right kinds of investment vehicles to develop.” She says there are two subsequent problems: one is that developing appropriate vehicles such as infrastructure or large off-grid renewables projects takes a long time, due to government processes and tenders, etc. The second, she says is a cascade of political, currency and project investor risks associated with emerging markets investment. Consequently, the IFC’s proximity to emerging markets and the development of local projects and understanding of risk was deemed to be the ideal platform for institutional investors to develop their own related capacities via the P8 next month. Kyte explains how this might work: “The Danish government, ahead of Copenhagen, has become very interested in looking at strategically pushing initiatives that may be able to leverage significant amounts of private finance.
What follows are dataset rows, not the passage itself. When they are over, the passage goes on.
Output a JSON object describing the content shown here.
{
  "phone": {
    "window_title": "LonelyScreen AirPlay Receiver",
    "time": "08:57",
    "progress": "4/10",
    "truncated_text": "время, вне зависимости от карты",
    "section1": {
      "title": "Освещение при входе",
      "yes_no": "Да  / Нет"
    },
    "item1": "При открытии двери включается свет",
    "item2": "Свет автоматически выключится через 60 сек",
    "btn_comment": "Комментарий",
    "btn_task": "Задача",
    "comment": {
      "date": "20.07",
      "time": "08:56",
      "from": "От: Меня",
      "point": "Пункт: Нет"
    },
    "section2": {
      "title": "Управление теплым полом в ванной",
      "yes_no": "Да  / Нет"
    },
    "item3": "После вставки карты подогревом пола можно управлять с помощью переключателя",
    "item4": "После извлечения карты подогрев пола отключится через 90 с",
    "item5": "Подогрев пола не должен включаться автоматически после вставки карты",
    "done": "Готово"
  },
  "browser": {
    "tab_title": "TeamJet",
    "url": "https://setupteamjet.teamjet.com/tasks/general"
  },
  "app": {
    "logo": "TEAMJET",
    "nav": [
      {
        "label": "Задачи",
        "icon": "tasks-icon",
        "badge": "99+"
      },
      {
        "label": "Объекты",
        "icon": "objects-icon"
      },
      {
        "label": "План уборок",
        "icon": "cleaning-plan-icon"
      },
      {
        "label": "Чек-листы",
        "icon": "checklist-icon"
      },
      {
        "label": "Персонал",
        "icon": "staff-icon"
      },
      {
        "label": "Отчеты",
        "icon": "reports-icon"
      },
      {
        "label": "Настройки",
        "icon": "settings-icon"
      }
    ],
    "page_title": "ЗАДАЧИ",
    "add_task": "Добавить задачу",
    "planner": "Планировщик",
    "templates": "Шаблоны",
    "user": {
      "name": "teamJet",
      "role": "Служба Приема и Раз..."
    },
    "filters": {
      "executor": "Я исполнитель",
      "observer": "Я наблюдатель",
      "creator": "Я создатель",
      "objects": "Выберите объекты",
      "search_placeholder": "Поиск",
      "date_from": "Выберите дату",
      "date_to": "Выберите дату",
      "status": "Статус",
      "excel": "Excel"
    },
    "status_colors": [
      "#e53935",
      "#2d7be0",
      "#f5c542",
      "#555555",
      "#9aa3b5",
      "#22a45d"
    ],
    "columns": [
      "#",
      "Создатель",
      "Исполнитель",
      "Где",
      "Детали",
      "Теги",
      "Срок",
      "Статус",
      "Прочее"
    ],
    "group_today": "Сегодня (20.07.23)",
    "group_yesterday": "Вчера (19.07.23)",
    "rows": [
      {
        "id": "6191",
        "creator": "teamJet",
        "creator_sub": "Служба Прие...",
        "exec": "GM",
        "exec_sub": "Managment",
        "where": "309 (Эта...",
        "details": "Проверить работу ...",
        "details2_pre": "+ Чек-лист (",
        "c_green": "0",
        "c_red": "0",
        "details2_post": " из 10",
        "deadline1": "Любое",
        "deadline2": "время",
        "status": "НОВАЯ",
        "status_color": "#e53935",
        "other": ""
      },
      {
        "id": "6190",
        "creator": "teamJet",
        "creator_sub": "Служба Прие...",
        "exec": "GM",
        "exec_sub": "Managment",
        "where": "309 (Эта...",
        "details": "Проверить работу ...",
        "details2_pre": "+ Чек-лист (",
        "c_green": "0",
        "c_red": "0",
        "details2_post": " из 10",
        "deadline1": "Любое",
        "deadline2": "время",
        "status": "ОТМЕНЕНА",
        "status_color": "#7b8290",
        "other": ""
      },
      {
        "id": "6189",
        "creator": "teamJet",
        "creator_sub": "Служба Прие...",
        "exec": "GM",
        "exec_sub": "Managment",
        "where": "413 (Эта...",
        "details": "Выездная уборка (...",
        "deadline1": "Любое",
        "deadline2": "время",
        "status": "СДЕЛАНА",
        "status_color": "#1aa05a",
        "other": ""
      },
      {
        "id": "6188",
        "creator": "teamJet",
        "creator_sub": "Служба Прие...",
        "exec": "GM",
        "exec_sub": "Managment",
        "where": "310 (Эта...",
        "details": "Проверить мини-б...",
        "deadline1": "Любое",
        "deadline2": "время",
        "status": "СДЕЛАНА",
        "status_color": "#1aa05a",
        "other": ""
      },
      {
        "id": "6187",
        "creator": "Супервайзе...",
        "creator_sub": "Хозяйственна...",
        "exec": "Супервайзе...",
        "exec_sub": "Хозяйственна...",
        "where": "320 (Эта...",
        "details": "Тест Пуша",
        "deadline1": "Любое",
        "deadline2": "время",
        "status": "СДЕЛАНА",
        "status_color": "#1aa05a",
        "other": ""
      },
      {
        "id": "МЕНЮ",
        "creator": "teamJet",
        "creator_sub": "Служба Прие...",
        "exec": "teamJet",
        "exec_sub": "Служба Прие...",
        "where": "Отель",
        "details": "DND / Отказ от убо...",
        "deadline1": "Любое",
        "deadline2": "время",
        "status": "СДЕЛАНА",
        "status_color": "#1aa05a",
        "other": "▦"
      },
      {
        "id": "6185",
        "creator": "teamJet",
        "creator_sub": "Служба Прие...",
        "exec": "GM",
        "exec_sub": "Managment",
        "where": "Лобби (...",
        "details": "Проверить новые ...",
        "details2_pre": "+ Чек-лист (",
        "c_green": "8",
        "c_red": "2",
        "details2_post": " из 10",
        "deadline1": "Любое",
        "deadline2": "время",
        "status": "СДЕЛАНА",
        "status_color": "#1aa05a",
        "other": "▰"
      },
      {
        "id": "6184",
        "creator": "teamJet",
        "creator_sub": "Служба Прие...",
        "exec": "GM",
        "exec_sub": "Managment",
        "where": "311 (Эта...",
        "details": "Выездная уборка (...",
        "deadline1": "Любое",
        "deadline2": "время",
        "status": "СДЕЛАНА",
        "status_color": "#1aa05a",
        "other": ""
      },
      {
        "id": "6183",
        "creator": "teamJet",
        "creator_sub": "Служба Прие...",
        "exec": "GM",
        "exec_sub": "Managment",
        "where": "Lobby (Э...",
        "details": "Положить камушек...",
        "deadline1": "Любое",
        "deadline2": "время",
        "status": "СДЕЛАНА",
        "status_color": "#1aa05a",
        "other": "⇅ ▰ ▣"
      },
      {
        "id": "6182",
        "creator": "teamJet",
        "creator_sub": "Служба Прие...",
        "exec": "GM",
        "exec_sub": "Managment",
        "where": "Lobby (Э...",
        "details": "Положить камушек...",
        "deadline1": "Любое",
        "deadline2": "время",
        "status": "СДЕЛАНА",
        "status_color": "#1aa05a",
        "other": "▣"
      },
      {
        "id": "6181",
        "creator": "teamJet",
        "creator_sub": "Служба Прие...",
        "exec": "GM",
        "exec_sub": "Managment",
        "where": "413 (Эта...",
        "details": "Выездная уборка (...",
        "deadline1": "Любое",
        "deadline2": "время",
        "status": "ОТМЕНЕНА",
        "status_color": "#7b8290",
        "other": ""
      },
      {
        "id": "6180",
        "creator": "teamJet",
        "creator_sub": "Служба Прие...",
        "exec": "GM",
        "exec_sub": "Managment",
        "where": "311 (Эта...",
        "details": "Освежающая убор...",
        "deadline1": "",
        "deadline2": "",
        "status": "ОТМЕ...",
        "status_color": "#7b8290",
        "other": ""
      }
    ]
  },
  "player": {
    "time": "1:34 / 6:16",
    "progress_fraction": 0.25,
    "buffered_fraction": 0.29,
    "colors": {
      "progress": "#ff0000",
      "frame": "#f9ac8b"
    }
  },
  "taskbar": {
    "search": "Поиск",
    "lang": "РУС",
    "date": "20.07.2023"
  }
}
It’s an essential element ahead of the political deal to be struck. At the moment, it’s difficult for political leaders in developing countries to say what this so-called climate change driven development is going to look like when maybe 80% of the population has no access to electricity or clean water and yet they’re being told to grow in a less carbon intensive way. That’s one of the big conundrums in the Copenhagen negotiations. If you can’t visualise what the development looks like then it’s very difficult to negotiate towards that end-point. We need to be able to show to a sceptical developing world that in fact money will flow. We have institutional investors that want to commit long-term capital to this area because of its steady return prospects. We’re interested in instruments, whether they are funds or funding facilities that can combine with the IFC’s ability to source projects, know the investment landscape and risks in developing countries and bring projects to the table where the P8 could be associated. I don’t have any strong views about exactly how the mechanism would work.For example, though we’ve had a lot of experience in debt structuring for projects where the different risk appetites of investors can be accommodated. That might mean that the IFC or another donor organisations takes the first loss position, the mezzanine could be taken up by IFC and the senior debt be taken by banks or institutional investors. We’ve used this for energy efficiency financing in Eastern Europe and school and health financing in Africa.” Kyte says the kind of win-win project they might invest in would be the creation of a business for a bank of targeting energy efficiency where it could work with loan money to utilities and customers to help them become more efficient: “This works because you are developing a finance business, helping companies become more sufficient and helping people to pay less for heating. In the least developed countries, another initiative is to enable people to be connected to low-pollution electricity. We’ve got projects where we have performance-based grants and aid as a way to provide targeted subsidies to power distributors based on the number of people that are connected to the grid. These kinds of projects are low-hanging fruit, which can be cost-negative over time but often don’t get done.” Kyte says it’s about helping governments in developing countries do the easy stuff first, about finding ways to show what does and what doesn’t work. But, she notes, these projects need to be mapped up quickly if important steps are to be made to fight climate change: “We know that investors are increasingly concerned about water and energy issues. There is also a growing belief that access to resources is the long-term financial challenge and a huge opportunity for global economic stimulus. Rather than base economic policy on encouraging consumer spending, wouldn’t it be better to create real things for the billions of people at the bottom of the pyramid and help them earn their way out of poverty.”